Dollar pizza slices may be the city most closely associated with Nathan’s Famous hot dogs and soggy cheesecake slices, but the Big Apple is also home to some of America’s top-rated restaurants. Éric Ripert’s fish-focused French restaurant, Le Bernardin, earned three Michelin stars for its creative dishes like tuna tartare with sea urchin toast. The less award-winning – but equally satisfying – rye pastrami from New York’s premier restaurant, Katz’s Delicatessen, is a distinctive sign that shows exactly where Meg Ryan lives. When Harry met Sally. We will have what he has.

Don’t miss: Forward-thinking Korean restaurant Atomix was named the top-rated restaurant in the United States in the latest list of the World’s 50 Best Restaurants. Try Spanish mackerel with turnips and lentils to find out why.

Portland, Maine

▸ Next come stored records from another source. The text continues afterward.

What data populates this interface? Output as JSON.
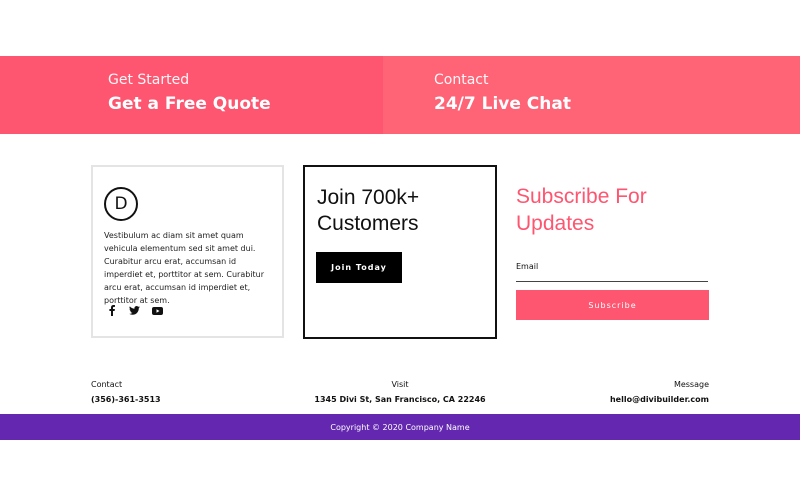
{
  "cta": {
    "left": {
      "eyebrow": "Get Started",
      "title": "Get a Free Quote",
      "color": "#fe5570"
    },
    "right": {
      "eyebrow": "Contact",
      "title": "24/7 Live Chat",
      "color": "#ff6376"
    }
  },
  "about": {
    "logo_letter": "D",
    "text": "Vestibulum ac diam sit amet quam vehicula elementum sed sit amet dui. Curabitur arcu erat, accumsan id imperdiet et, porttitor at sem. Curabitur arcu erat, accumsan id imperdiet et, porttitor at sem.",
    "social_icons": [
      "facebook-icon",
      "twitter-icon",
      "youtube-icon"
    ]
  },
  "join": {
    "title": "Join 700k+ Customers",
    "button": "Join Today"
  },
  "subscribe": {
    "title": "Subscribe For Updates",
    "email_label": "Email",
    "email_value": "",
    "button": "Subscribe",
    "accent": "#fe5570"
  },
  "info": {
    "contact": {
      "label": "Contact",
      "value": "(356)-361-3513"
    },
    "visit": {
      "label": "Visit",
      "value": "1345 Divi St, San Francisco, CA 22246"
    },
    "message": {
      "label": "Message",
      "value": "hello@divibuilder.com"
    }
  },
  "footer": {
    "copyright": "Copyright © 2020 Company Name",
    "color": "#6428b0"
  }
}
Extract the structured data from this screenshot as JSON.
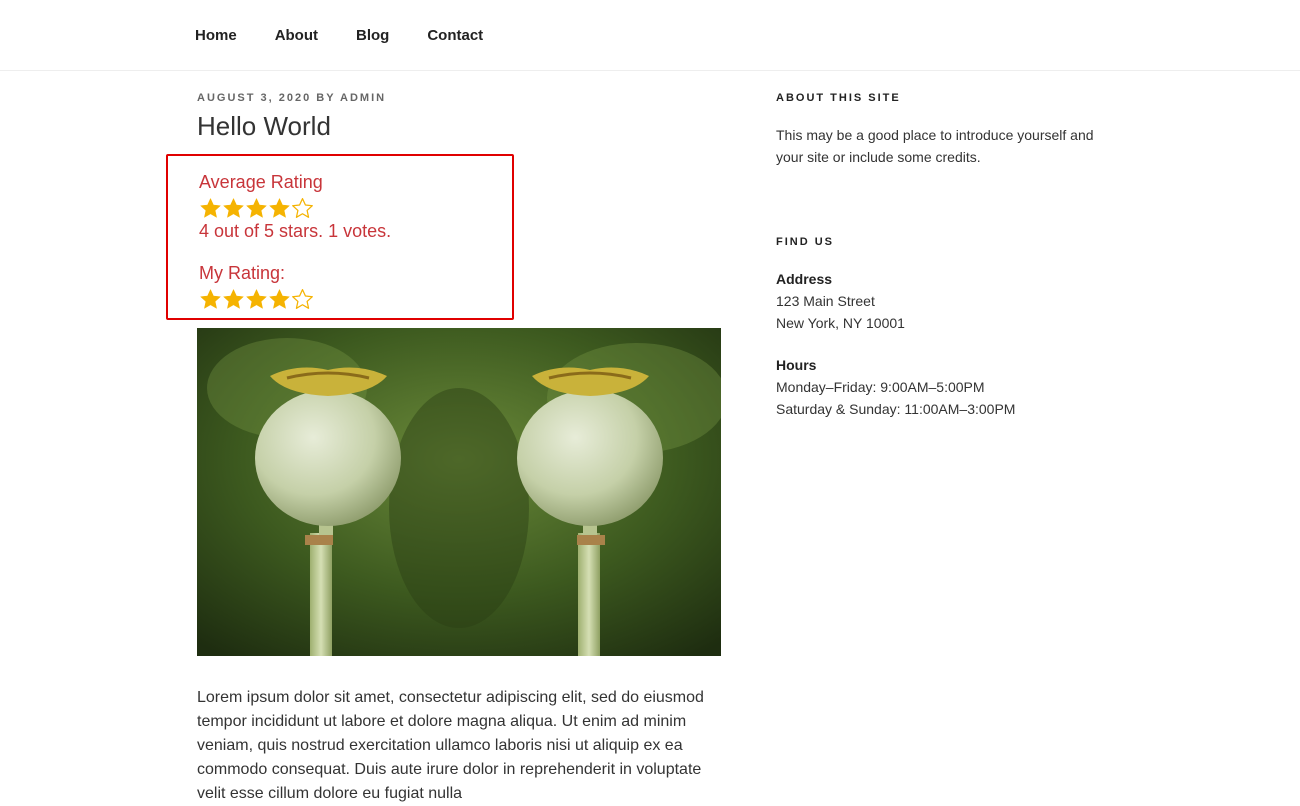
{
  "nav": {
    "items": [
      "Home",
      "About",
      "Blog",
      "Contact"
    ]
  },
  "post": {
    "date": "AUGUST 3, 2020",
    "by": "BY",
    "author": "ADMIN",
    "title": "Hello World",
    "rating": {
      "average_label": "Average Rating",
      "average_stars": 4,
      "max_stars": 5,
      "summary": "4 out of 5 stars. 1 votes.",
      "my_label": "My Rating:",
      "my_stars": 4
    },
    "body": "Lorem ipsum dolor sit amet, consectetur adipiscing elit, sed do eiusmod tempor incididunt ut labore et dolore magna aliqua. Ut enim ad minim veniam, quis nostrud exercitation ullamco laboris nisi ut aliquip ex ea commodo consequat. Duis aute irure dolor in reprehenderit in voluptate velit esse cillum dolore eu fugiat nulla"
  },
  "sidebar": {
    "about": {
      "title": "ABOUT THIS SITE",
      "text": "This may be a good place to introduce yourself and your site or include some credits."
    },
    "find": {
      "title": "FIND US",
      "address_label": "Address",
      "address_lines": [
        "123 Main Street",
        "New York, NY 10001"
      ],
      "hours_label": "Hours",
      "hours_lines": [
        "Monday–Friday: 9:00AM–5:00PM",
        "Saturday & Sunday: 11:00AM–3:00PM"
      ]
    }
  },
  "colors": {
    "accent": "#c8353a",
    "star": "#f5b301",
    "highlight": "#e00000"
  }
}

Harbor Fish Market in Portland (Getty Images)

Harbor Fish Market in Portland (Getty Images)

Portland’s prime location on the North Atlantic coast makes it one of the best places in the world to eat seafood. It’s hard to go wrong with plentiful Maine lobsters, succulent mussels, and salty oysters: Eventide Oyster Co. offers at least 18 kinds of them. However, not all lobster pie rolls and raw mollusks. The city’s gourmet reputation has attracted world-class chefs such as Thomas Takashi Cooke. Japanese restaurant Izakaya Minato uses sea fruits in endless creative ways, such as grilled oysters served with a bite of mochi “bacon” and miso custard.

Don’t miss: Seafood doesn’t get any fresher than Harbor Fish Market, a New England institution from the late 19’s.pearl century.

Los Angeles, California

Los Angeles’ food scene is as vast and sprawling as the city itself. There’s a whole world to explore beyond fast food favorites like the beloved In-N-Out Burger and the countless and always great taco trucks in cities. It’s hard to beat Koreatown’s all-you-can-eat restaurants like Jjukku Jjukku BBQ, while Jitlada is a simple strip mall that promises and serves the most spicy Thai food in town. There are few better cities in the world to be vegetarian as well. Celebrity favorite Crossroads Kitchen serves up a surprising spaghetti carbonara, sunny side up, topped with a vegan egg. The exact recipe is a tightly guarded secret, but the perfectly runny yoke is said to be made from yellow tomatoes. You have to beat it to believe it.

Don’t miss: Downtown’s Grand Central Market dates from 1917 and today houses dozens of stalls serving cuisines from around the city and the world. The perfect one-stop destination to get your head and mouth full of Los Angeles’ astonishing culinary diversity.